Phillip called for a punitive raid, sending 50 soldiers and two surgeons equipped with head bags. That party failed to return with corpses, so they were sent out again. In response to this and the growing attacks on his people’s rights, Pemulwuy led a series of raids from 1792 on farming settlements on Bidjigal lands, burning huts, stealing maize and attacking travellers. 

By April 1794 the violence was frequent and extensive. In the Battle of Toongabbie, the European reprisal party severed the head of a slain warrior and took it back to Sydney as evidence. In the most substantial confrontation, Pemulwuy led 100 warriors into Parramatta, threatening to spear anyone who tried to stop them. Soldiers opened fire, at least five Indigenous men were killed, and Pemulwuy was wounded. But he survived and escaped a few days later, enhancing his already impressive reputation.

a print of a man considered to be Pemulwuy
The caption of this print from an 1804 engraving is ‘Pimbloy: Native of New Holland in a canoe of that country’. It’s thought to feature the great warrior Pemulwuy. Image credit: Grant, James, 1772-1833, Public domain, via Wikimedia Commons

On 1 May 1801, Governor King issued a government and general order that “Aborigines” near Parramatta, Georges River and Prospect could be shot on sight. In November, a proclamation outlawed Pemulwuy and offered a sliding scale of rewards for his death or capture: “To a prisoner for life or 14 years, a conditional emancipation. To a person already conditionally emancipated, a free pardon and a recommendation for a free passage to England. To a settler, the labour of a prisoner for 12 months. To any other descriptions of persons, 20 gallons of spirits and two suits of slops [cheap ready-made clothing].” 

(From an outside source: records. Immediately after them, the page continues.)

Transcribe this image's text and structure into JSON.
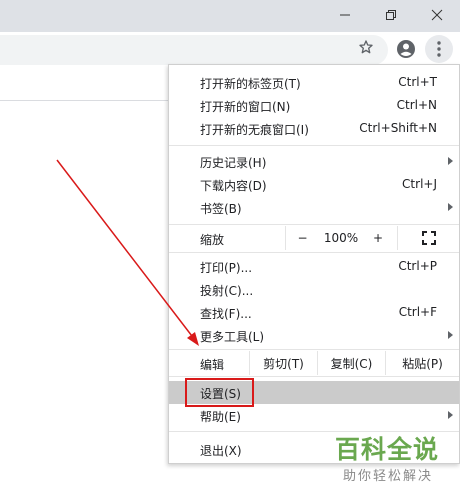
{
  "window": {
    "icons": [
      "minimize-icon",
      "restore-icon",
      "close-icon"
    ]
  },
  "toolbar": {
    "icons": [
      "star-icon",
      "profile-icon",
      "more-icon"
    ]
  },
  "menu": {
    "group1": [
      {
        "label": "打开新的标签页(T)",
        "shortcut": "Ctrl+T"
      },
      {
        "label": "打开新的窗口(N)",
        "shortcut": "Ctrl+N"
      },
      {
        "label": "打开新的无痕窗口(I)",
        "shortcut": "Ctrl+Shift+N"
      }
    ],
    "group2": [
      {
        "label": "历史记录(H)",
        "shortcut": ""
      },
      {
        "label": "下载内容(D)",
        "shortcut": "Ctrl+J"
      },
      {
        "label": "书签(B)",
        "shortcut": ""
      }
    ],
    "zoom": {
      "label": "缩放",
      "minus": "−",
      "value": "100%",
      "plus": "+"
    },
    "group3": [
      {
        "label": "打印(P)...",
        "shortcut": "Ctrl+P"
      },
      {
        "label": "投射(C)...",
        "shortcut": ""
      },
      {
        "label": "查找(F)...",
        "shortcut": "Ctrl+F"
      },
      {
        "label": "更多工具(L)",
        "shortcut": ""
      }
    ],
    "edit": {
      "label": "编辑",
      "cut": "剪切(T)",
      "copy": "复制(C)",
      "paste": "粘贴(P)"
    },
    "group4": [
      {
        "label": "设置(S)",
        "shortcut": ""
      },
      {
        "label": "帮助(E)",
        "shortcut": ""
      }
    ],
    "exit": {
      "label": "退出(X)"
    }
  },
  "watermark": {
    "title": "百科全说",
    "subtitle": "助你轻松解决"
  },
  "colors": {
    "annotation": "#d91a1a",
    "highlight": "#cbcbcb",
    "watermark": "#6aa84f"
  }
}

On about 2 June 1802, Pemulwuy was shot dead and his head was cut off and sent to Sir Joseph Banks in England for his collection. Soon after, a dispatch arrived from Lord Hobart to Governor King lamenting the settlers’ treatment of the Aboriginal population: “Be it clearly understood that on future occasions, any instance of injustice of wanton cruelty towards the natives will be punished with the utmost severity of the law.” 

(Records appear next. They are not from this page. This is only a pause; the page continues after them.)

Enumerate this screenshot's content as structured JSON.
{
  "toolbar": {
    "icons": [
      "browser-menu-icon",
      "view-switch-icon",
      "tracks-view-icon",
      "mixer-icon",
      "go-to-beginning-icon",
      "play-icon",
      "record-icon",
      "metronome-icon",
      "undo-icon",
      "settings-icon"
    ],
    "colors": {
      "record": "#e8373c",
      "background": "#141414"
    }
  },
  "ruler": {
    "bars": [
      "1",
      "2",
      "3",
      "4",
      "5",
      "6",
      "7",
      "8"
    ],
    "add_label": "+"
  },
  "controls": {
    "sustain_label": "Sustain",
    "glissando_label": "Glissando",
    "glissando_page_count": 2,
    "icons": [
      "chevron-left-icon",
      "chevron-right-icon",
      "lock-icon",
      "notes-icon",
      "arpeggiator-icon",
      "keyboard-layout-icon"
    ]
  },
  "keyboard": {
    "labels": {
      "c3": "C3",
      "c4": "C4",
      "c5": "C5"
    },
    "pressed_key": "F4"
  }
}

Who shot Pemulwuy remains a mystery. Research by historian Dr Keith Vincent Smith pointed to Henry Hacking, quartermaster on the First Fleet’s HMS Sirius. 

Later research by writer Doug Kohlhoff suggested instead that settlers were far more likely to have been the killers. However, Kohlhoff asks whether it really matters who killed Pemulwuy. At one level, it would matter greatly to his people, but on another, he says: “Knowing who fired the fatal shot does not affect Pemulwuy’s place in history. Pemulwuy was, as [Governor] King recognised, ‘a brave and independent character’. He inspired others, fought hard and died for his land and his people. For that, we can all admire him.”

Pemulwuy fights back’ forms part of the National Museum of Australia’s Defining Moments in Australian History project.